If you could do only one exercise, what would it be? Deadlifts! I love deadlifts for the movement’s ability to build overall strength, as it’s a compound movement. I credit deadlifts for shaping my abs. I had such a hard time getting my abs more defined, but deadlifts gave me the lines I desired, as well as built my backside.
Any tips for keeping your diet consistent and fighting off cravings? My biggest tip is to plan out dinner for the week and prep it on a day you have an hour to commit to cooking. Every Sunday, or whatever day, write out three easy, throw-together recipes that make a tasty dinner and cook huge batches of each. Place half in the freezer to pull out in the future, and have the rest in the fridge ready to go. You can also use the leftovers as lunches.
How do you feel about “cheat days”? Cheat days are great. Not only does enjoying a cheat meal every so often help you lose fat, it will mentally help you stick to your plan. A proper cheat meal can refill glycogen stores to support hard training, recharge your metabolism, which might have plateaued, and stave off your body’s ability to eat away at your muscle.
What are the biggest mistakes people make when working out? I’m a firm believer in having a plan. Having a goal without a plan is like driving from Las Vegas to New York without road signs. I think people believe that buying a gym membership will solve their problem when in all actuality, you have to have a mapped-out plan of action. Whether it’s a schedule of classes, a plan you get custom-created by a personal trainer, or a book you follow, having a road map will help you gain momentum and confidence.

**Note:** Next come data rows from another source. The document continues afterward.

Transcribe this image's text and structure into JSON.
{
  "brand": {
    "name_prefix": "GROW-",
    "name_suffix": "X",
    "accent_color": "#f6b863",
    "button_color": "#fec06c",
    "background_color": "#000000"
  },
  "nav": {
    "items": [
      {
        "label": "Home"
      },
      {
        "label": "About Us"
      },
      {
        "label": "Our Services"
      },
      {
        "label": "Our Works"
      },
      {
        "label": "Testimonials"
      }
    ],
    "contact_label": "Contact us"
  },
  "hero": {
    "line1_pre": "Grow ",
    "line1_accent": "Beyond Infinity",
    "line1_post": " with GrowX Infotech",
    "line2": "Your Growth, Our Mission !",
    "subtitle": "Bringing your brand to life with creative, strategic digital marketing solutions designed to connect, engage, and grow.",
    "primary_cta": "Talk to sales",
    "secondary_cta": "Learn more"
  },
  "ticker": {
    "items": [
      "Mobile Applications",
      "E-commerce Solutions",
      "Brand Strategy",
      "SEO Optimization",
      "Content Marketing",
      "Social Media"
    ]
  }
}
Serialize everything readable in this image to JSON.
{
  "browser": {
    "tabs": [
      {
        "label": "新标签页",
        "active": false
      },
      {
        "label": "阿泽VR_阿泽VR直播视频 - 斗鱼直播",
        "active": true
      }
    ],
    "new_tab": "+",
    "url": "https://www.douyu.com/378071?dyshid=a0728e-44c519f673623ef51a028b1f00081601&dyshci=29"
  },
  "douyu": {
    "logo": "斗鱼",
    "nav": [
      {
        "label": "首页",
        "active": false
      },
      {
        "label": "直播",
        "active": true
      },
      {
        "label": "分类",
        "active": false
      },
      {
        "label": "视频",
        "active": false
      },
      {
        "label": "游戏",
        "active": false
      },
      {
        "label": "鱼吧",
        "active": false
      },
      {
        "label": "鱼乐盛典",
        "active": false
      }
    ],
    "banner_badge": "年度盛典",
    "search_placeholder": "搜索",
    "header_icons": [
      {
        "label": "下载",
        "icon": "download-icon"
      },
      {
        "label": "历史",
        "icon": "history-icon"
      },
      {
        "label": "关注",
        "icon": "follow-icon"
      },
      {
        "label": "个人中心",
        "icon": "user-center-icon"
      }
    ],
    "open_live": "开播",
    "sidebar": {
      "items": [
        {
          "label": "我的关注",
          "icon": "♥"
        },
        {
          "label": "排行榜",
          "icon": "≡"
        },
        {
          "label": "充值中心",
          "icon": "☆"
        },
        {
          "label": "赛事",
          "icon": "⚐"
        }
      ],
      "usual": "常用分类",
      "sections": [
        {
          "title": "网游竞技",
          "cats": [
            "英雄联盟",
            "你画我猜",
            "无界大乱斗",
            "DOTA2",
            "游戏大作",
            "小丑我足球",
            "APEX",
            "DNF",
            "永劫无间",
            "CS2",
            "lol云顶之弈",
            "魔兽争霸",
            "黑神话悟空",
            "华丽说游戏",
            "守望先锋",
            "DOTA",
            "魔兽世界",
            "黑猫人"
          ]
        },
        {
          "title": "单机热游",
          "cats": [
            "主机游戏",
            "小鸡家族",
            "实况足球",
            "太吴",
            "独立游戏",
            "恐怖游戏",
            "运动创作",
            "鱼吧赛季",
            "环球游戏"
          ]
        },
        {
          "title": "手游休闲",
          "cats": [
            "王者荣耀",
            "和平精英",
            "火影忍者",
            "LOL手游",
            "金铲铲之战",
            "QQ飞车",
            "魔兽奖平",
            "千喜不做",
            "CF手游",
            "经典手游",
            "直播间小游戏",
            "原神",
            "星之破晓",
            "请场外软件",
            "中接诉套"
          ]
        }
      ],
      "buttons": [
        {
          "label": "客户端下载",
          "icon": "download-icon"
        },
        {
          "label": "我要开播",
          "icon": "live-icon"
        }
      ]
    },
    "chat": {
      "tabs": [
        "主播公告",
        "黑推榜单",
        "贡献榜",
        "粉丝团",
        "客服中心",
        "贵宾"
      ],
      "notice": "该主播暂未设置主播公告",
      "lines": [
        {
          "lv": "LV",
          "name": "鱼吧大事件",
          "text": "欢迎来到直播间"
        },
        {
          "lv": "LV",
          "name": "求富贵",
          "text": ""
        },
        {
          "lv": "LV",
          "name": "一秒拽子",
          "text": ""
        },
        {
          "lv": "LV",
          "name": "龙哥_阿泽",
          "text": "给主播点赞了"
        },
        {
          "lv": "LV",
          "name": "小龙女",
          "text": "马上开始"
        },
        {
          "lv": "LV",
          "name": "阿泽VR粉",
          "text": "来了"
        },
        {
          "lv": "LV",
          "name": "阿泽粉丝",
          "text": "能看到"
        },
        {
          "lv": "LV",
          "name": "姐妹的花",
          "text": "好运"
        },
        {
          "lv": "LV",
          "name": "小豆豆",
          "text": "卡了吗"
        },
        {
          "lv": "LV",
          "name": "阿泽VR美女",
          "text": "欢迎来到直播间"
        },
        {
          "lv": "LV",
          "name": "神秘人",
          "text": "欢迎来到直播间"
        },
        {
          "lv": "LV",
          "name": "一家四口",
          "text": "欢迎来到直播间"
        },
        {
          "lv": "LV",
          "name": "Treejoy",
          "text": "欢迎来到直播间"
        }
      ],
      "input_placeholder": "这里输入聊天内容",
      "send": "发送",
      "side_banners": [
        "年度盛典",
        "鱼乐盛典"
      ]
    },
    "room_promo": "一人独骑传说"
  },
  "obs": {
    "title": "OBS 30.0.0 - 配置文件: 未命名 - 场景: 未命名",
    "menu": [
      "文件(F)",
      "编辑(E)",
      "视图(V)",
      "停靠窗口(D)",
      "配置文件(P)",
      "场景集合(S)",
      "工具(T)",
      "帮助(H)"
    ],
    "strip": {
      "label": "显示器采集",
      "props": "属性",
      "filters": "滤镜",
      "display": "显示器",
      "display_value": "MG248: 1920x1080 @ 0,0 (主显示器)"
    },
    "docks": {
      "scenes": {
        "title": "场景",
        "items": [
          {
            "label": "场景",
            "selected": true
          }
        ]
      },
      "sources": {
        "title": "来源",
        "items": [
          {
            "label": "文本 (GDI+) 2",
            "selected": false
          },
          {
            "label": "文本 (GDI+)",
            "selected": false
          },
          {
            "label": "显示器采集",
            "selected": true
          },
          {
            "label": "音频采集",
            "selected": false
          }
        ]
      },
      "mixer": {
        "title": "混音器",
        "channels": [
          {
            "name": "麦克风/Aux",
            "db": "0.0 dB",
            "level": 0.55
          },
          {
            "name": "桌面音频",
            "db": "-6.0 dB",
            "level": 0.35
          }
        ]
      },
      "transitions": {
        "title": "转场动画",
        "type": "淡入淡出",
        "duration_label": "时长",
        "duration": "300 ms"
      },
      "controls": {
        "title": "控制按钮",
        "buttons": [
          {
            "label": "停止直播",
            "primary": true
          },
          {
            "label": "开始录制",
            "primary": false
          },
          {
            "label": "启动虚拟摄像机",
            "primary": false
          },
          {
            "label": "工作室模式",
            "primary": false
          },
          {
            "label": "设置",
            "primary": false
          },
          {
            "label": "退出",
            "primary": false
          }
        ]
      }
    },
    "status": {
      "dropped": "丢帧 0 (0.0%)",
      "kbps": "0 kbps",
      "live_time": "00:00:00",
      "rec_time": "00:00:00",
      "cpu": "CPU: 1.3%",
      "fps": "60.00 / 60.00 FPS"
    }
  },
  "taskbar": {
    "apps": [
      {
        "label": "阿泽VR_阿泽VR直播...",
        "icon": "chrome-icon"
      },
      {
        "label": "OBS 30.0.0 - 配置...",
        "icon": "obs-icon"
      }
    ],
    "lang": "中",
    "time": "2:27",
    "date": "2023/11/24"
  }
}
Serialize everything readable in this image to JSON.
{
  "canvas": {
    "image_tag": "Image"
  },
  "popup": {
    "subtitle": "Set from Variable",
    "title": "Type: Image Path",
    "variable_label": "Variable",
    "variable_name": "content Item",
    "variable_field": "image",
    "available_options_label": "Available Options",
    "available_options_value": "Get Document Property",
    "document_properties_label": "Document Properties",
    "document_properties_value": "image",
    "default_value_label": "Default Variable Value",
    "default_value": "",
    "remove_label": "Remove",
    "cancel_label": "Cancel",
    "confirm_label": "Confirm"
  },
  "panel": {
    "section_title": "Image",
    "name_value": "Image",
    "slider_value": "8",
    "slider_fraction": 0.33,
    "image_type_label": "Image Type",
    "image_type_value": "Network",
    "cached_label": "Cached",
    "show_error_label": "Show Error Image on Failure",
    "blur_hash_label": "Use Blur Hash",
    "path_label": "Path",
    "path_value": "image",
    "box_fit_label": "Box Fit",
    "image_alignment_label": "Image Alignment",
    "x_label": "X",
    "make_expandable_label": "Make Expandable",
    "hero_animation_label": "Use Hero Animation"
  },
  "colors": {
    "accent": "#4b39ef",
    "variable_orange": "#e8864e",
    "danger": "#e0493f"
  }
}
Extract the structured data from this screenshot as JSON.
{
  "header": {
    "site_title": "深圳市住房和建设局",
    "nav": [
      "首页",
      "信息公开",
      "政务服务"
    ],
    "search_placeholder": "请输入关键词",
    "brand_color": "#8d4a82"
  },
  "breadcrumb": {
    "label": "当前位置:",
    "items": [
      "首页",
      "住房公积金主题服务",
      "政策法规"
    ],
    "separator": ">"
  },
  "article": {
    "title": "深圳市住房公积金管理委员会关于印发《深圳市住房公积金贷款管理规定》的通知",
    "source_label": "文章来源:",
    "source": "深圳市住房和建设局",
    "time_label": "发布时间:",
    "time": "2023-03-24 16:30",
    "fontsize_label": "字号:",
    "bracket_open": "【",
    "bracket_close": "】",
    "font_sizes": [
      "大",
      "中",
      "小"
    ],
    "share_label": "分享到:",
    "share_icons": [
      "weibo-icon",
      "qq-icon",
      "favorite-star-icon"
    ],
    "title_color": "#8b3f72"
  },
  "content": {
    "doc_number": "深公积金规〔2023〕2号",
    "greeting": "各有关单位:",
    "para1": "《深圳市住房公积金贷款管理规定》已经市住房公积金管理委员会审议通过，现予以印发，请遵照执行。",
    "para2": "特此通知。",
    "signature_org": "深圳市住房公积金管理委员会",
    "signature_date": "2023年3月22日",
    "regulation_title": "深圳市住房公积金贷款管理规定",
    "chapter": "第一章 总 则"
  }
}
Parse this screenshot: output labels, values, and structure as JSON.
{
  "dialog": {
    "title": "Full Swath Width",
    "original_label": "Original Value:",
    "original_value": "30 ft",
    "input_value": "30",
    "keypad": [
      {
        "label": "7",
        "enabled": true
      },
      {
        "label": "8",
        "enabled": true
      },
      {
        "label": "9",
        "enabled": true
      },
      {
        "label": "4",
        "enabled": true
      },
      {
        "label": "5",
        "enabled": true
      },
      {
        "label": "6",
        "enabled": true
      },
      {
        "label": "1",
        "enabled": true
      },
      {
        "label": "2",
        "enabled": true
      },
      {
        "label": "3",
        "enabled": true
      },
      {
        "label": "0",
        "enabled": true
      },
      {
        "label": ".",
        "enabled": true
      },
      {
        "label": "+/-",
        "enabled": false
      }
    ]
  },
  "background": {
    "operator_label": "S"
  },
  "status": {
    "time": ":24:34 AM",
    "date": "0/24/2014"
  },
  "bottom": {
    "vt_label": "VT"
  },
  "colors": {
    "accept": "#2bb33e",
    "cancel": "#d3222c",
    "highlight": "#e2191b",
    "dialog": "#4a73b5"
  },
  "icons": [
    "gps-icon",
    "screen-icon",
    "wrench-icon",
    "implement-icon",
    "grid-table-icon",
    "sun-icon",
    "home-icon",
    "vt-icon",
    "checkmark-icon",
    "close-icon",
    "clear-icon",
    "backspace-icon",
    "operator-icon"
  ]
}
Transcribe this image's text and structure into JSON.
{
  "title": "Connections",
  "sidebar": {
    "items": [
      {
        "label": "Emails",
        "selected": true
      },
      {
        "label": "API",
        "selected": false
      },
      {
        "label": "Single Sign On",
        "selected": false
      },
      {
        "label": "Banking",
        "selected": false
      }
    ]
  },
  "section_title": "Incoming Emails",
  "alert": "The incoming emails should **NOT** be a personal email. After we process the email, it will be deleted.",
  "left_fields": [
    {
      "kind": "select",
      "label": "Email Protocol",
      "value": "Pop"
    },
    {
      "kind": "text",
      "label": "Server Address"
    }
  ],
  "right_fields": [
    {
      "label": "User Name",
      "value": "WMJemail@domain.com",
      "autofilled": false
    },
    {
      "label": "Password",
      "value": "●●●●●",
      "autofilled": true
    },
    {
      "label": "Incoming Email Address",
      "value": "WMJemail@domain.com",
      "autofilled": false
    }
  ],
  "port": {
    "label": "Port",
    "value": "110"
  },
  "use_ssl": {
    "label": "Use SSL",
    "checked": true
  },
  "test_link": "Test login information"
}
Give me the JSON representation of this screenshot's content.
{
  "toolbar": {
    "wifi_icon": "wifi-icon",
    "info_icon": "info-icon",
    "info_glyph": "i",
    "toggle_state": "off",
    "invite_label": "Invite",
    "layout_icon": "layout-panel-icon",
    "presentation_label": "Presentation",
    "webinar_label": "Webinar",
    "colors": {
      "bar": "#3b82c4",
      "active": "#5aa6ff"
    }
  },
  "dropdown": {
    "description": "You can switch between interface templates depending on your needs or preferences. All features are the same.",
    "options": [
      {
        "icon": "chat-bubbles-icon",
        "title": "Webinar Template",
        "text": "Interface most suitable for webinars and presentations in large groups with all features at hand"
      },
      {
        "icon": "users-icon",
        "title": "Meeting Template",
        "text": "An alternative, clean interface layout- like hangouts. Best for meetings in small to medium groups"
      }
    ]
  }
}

If you could train anyone, who would it be? Gwen Stefani. I just love her energy and would love to be her motivational sidekick! Plus, I would love to hear her playlist!
Five things I can't live without